■ **REQUIREMENT**
Each line from the one holding "Parse this screenshot: output" through the final line of the data below is to be given again exactly, and no other line is to appear.

■ **SOURCE DATA**
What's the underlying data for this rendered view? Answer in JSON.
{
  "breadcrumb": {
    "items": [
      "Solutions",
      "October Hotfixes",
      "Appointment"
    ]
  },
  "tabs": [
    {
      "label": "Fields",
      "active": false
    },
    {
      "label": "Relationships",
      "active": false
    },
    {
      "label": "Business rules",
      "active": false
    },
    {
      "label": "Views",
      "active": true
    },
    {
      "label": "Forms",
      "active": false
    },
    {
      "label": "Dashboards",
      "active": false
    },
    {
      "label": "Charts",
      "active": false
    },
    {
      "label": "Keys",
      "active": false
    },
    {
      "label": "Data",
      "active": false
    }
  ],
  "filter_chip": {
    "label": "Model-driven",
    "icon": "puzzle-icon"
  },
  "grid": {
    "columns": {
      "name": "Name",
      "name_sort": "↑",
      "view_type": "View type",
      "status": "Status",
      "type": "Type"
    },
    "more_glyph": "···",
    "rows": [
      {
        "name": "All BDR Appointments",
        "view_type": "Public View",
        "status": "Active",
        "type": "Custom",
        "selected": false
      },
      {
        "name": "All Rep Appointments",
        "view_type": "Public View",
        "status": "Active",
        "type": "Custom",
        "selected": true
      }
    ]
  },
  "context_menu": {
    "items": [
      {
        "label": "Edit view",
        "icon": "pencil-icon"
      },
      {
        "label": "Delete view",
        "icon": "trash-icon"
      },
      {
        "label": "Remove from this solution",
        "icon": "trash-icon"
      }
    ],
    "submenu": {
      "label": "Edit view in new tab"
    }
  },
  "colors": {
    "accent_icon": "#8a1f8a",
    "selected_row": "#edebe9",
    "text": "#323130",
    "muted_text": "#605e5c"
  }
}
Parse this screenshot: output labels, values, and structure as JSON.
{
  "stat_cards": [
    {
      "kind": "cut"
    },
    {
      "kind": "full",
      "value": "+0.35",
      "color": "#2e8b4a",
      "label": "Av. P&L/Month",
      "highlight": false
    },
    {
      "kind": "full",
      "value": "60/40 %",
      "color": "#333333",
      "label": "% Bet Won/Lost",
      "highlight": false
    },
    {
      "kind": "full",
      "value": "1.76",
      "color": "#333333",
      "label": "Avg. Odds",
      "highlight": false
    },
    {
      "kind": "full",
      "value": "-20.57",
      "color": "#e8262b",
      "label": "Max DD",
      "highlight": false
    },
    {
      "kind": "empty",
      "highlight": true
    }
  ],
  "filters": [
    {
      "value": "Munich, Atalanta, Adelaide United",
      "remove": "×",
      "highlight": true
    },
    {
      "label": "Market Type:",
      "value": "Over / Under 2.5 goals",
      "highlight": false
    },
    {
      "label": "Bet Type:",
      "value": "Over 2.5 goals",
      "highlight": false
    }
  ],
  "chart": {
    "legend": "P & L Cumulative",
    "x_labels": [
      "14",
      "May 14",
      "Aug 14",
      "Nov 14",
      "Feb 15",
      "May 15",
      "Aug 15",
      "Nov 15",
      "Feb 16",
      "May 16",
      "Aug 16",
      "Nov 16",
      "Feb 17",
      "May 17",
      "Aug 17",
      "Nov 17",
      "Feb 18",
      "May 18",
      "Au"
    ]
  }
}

■ **TASK RESULT**
Parse this screenshot: output labels, values, and structure as JSON.
{
  "stat_cards": [
    {
      "kind": "cut"
    },
    {
      "kind": "full",
      "value": "+0.35",
      "color": "#2e8b4a",
      "label": "Av. P&L/Month",
      "highlight": false
    },
    {
      "kind": "full",
      "value": "60/40 %",
      "color": "#333333",
      "label": "% Bet Won/Lost",
      "highlight": false
    },
    {
      "kind": "full",
      "value": "1.76",
      "color": "#333333",
      "label": "Avg. Odds",
      "highlight": false
    },
    {
      "kind": "full",
      "value": "-20.57",
      "color": "#e8262b",
      "label": "Max DD",
      "highlight": false
    },
    {
      "kind": "empty",
      "highlight": true
    }
  ],
  "filters": [
    {
      "value": "Munich, Atalanta, Adelaide United",
      "remove": "×",
      "highlight": true
    },
    {
      "label": "Market Type:",
      "value": "Over / Under 2.5 goals",
      "highlight": false
    },
    {
      "label": "Bet Type:",
      "value": "Over 2.5 goals",
      "highlight": false
    }
  ],
  "chart": {
    "legend": "P & L Cumulative",
    "x_labels": [
      "14",
      "May 14",
      "Aug 14",
      "Nov 14",
      "Feb 15",
      "May 15",
      "Aug 15",
      "Nov 15",
      "Feb 16",
      "May 16",
      "Aug 16",
      "Nov 16",
      "Feb 17",
      "May 17",
      "Aug 17",
      "Nov 17",
      "Feb 18",
      "May 18",
      "Au"
    ]
  }
}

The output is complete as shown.